1
$\begingroup$

If a function $f(z)$ has a branch point around $\alpha$ than the endpoints of a path around $\alpha$ do not map to the same point under $f(z)$. So we must test for inequality of $f(\alpha + re^{i2\pi}) \neq f(\alpha + re^{0})$. But this method only works for simple functions. For example given a fucntion

$$g(z) = \sqrt{1 + \sqrt{z}}$$

Zero is obviously a branch poin, but 1 is also a branch point for (2 out of 4) branches of this function where the inner square root is the branch for which $\sqrt{1} = -1$. I understand why this is, but I don't understand how to algebraically prove/show it?

$\endgroup$
2
$\begingroup$

Rewrite $w=\sqrt{1+\sqrt{z}}$ as $z=(w^2-1)^2$, and note where the derivative of the latter wrt $w$ is zero. You get $4w(w^2-1)=0$, so the branch points correspond to $w=0$ ($z=1$) and $w=\pm1$ ($z=0$).

$\endgroup$
  • $\begingroup$ Could you please explain why this works? $\endgroup$ – Arkya Chatterjee Aug 31 '16 at 10:30
  • $\begingroup$ @ArkyaChatterjee In this case, we have $z=f(w)$ for some analytic function $f$, and we are interested in branch points of the inverse. Note that near any point with $f'(w)≠0$, $f$ has a local analytic inverse, so there is no branch point. But if $f'(w_0)=0$, we can write $f(w)=a_0+(w-w_0)^ng(w)$ for some constant $a_0$ and analytic $g$ with $g(w_0)≠0$, and $n>1$. If $w$ traverses a small circle around $w_0$, so $g(w)$ is near constant, then $z=f(w)$ will go $n$ times around $f(w_0)$. And having $z$ go $n$ times around a point in order to make $w$ go once around, is the hallmark of a branch pt. $\endgroup$ – Harald Hanche-Olsen Sep 1 '16 at 14:32
  • 1
    $\begingroup$ And there I hit the character limit (had to abbreviate “point” at the end). If you need a more detailed answer, you should ask a new question, referencing this one, and explain as best you can where you get stuck. $\endgroup$ – Harald Hanche-Olsen Sep 1 '16 at 14:33
  • $\begingroup$ "Note that near any point with f′(w)≠0f′(w)≠0, ff has a local analytic inverse, so there is no branch point." Are you using the theorem that zero's of analytic functions are isolated, when you say this? $\endgroup$ – Arkya Chatterjee Sep 1 '16 at 18:36
  • $\begingroup$ Well, no, it's more elementary – just the inverse function theorem.
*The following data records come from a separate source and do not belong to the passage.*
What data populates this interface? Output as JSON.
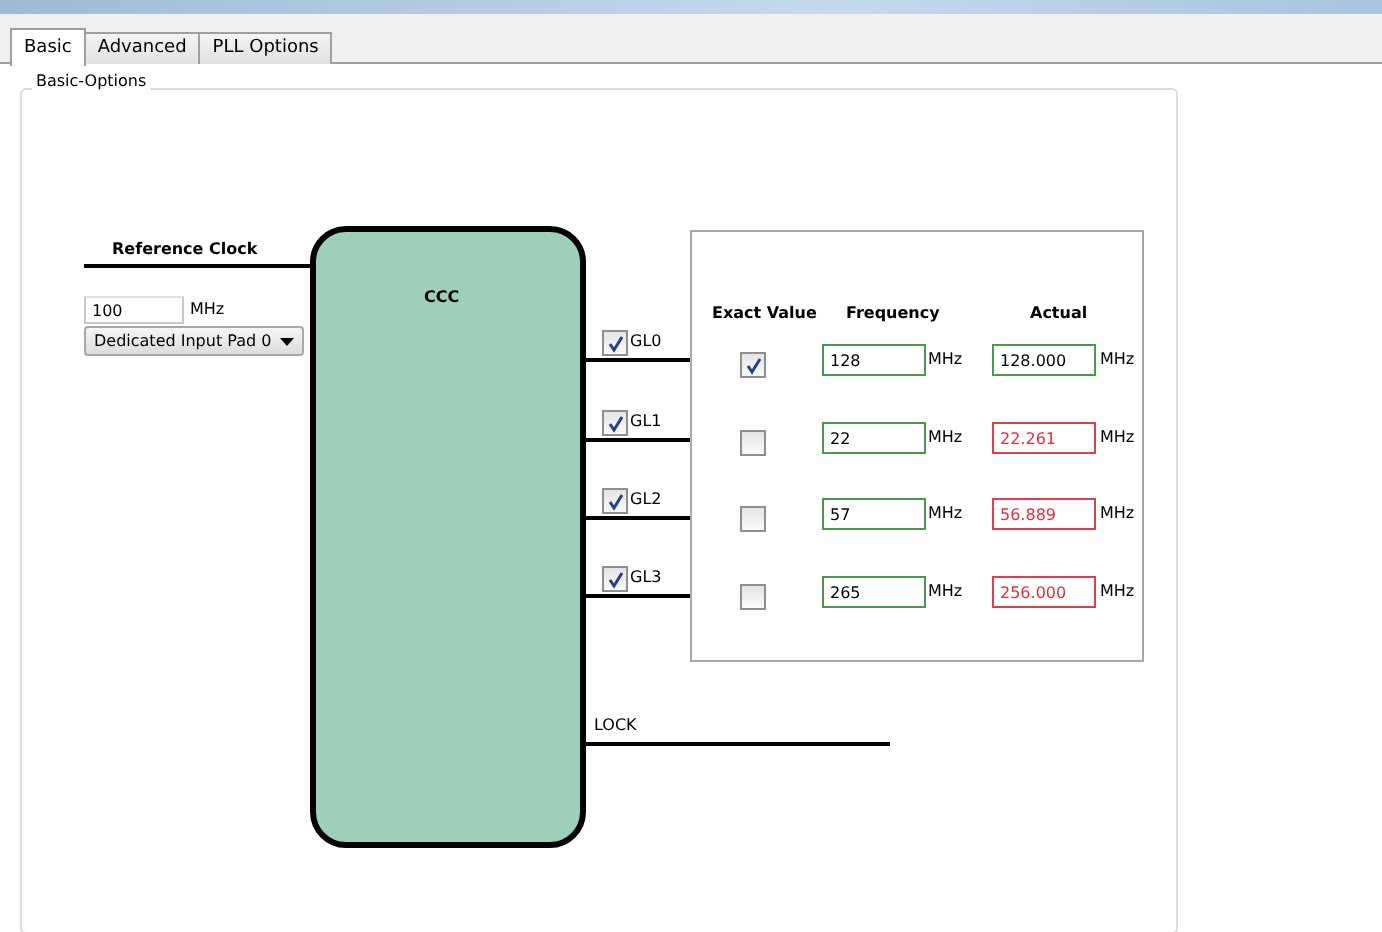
{
  "tabs": [
    {
      "label": "Basic",
      "selected": true
    },
    {
      "label": "Advanced",
      "selected": false
    },
    {
      "label": "PLL Options",
      "selected": false
    }
  ],
  "group": {
    "title": "Basic-Options"
  },
  "reference_clock": {
    "label": "Reference Clock",
    "value": "100",
    "unit": "MHz",
    "source": "Dedicated Input Pad 0"
  },
  "block": {
    "label": "CCC"
  },
  "outputs": [
    {
      "label": "GL0",
      "checked": true
    },
    {
      "label": "GL1",
      "checked": true
    },
    {
      "label": "GL2",
      "checked": true
    },
    {
      "label": "GL3",
      "checked": true
    }
  ],
  "table": {
    "columns": [
      "Exact Value",
      "Frequency",
      "Actual"
    ],
    "rows": [
      {
        "exact": true,
        "frequency": "128",
        "frequency_unit": "MHz",
        "actual": "128.000",
        "actual_unit": "MHz",
        "mismatch": false
      },
      {
        "exact": false,
        "frequency": "22",
        "frequency_unit": "MHz",
        "actual": "22.261",
        "actual_unit": "MHz",
        "mismatch": true
      },
      {
        "exact": false,
        "frequency": "57",
        "frequency_unit": "MHz",
        "actual": "56.889",
        "actual_unit": "MHz",
        "mismatch": true
      },
      {
        "exact": false,
        "frequency": "265",
        "frequency_unit": "MHz",
        "actual": "256.000",
        "actual_unit": "MHz",
        "mismatch": true
      }
    ]
  },
  "lock": {
    "label": "LOCK"
  }
}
It's been too long since I taught complex function theory, I no longer remember exactly where in the sequence this usually appears, but I'm pretty sure it happens early on. The $n$-variable holomorphic function is available here on wikipedia. $\endgroup$ – Harald Hanche-Olsen Sep 1 '16 at 20:24

Your Answer

By clicking “Post Your Answer”, you agree to our terms of service, privacy policy and cookie policy

Not the answer you're looking for? Browse other questions tagged or ask your own question.